|Matthew Henry's Concise Commentary|
147:1-11 Praising God is work that is its own wages. It is comely; it becomes us as reasonable creatures, much more as people in covenant with God. He gathers outcast sinners by his grace, and will bring them into his holy habitation. To those whom God heals with the consolations of his Spirit, he speaks peace, assures them their sins are pardoned. And for this, let others praise him also. Man's knowledge is soon ended; but God's knowledge is a dept that can never be fathomed. And while he telleth the number of the stars, he condescends to hear the broken-hearted sinner. While he feeds the young ravens, he will not leave his praying people destitute. Clouds look dull and melancholy, yet without them we could have no rain, therefore no fruit. Thus afflictions look black and unpleasant; but from clouds of affliction come showers that make the soul to yield the peaceable fruits of righteousness. The psalmist delights not in things wherein sinners trust and glory; but a serious and suitable regard to God is, in his sight, of very great price. We are not to be in doubt between hope and fear, but to act under the gracious influences of hope and fear united.
Verse 3. - He healeth the broken in heart (comp. Psalm 51:17; Isaiah 57:15). Israel in exile was broken-hearted, wretched, miserable (see Psalm 137:1-4; Isaiah 64:6 - 12). Their restoration to their own land "healed" them. And bindeth up their wounds (comp. Isaiah 61:1, "He hath sent me to bind up the broken-hearted").
Gill's Exposition of the Entire Bible

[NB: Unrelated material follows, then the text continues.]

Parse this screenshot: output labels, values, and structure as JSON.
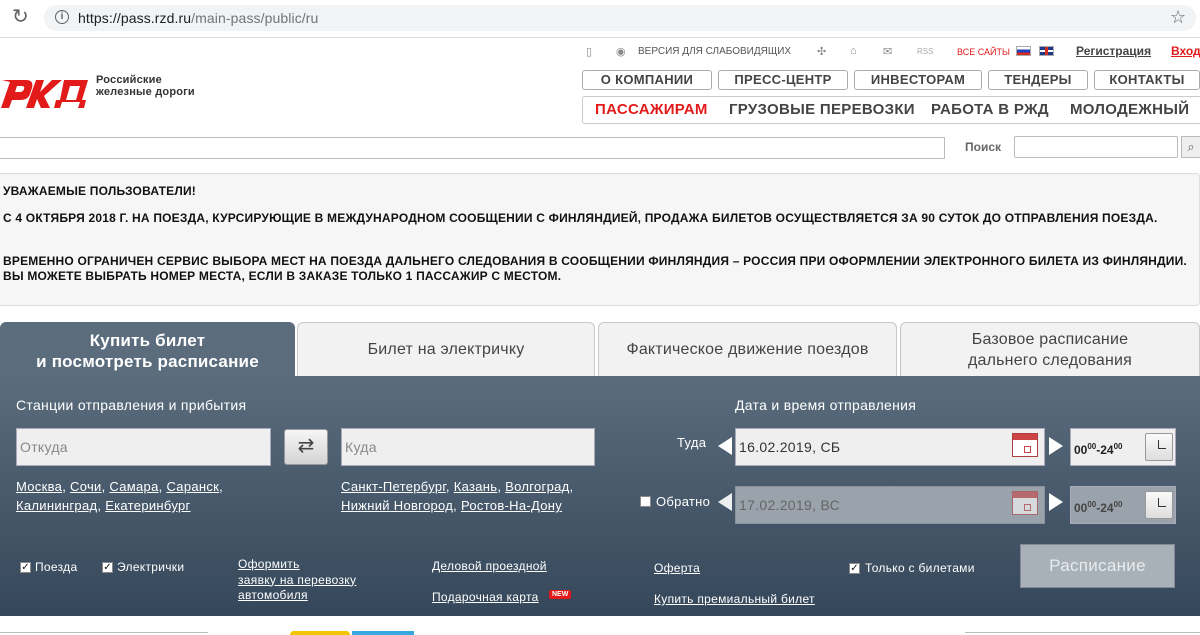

He healeth the broken in heart,.... Christ is a physician; many are the diseases of his people; he heals them all by his blood, stripes, wounds; and among the rest their broken hearts, which none can cure but himself; hearts broken by the word, as a hammer, accompanied with a divine power; which have a true sense of sin, and godly sorrow for it; are truly contrite, such as the Lord has a respect unto, dwells with, and accepts of; and these he heals, and only he, by pouring in oil and wine, as the good Samaritan; or by applying pardoning grace and mercy to them, streaming through his blood;
and bindeth up their wounds; or "griefs" (n); and so gives them ease, health, and peace, for which they have abundant reason to call upon their souls to bless his name and sing his praise; see Psalm 103:1; compare with this Isaiah 61:1.
(n) "dolores eorum", Pagninus, Montanus, Cocceius, Gejerus.
Jamieson-Fausset-Brown Bible Commentary
3. Though applicable to the captive Israelites, this is a general and precious truth.
Psalm 147:3 Parallel Commentaries
Psalm 147:3 NIV
Psalm 147:3 NLT
Psalm 147:3 ESV
Psalm 147:3 NASB
Psalm 147:3 KJV
Bible Hub: Online Parallel Bible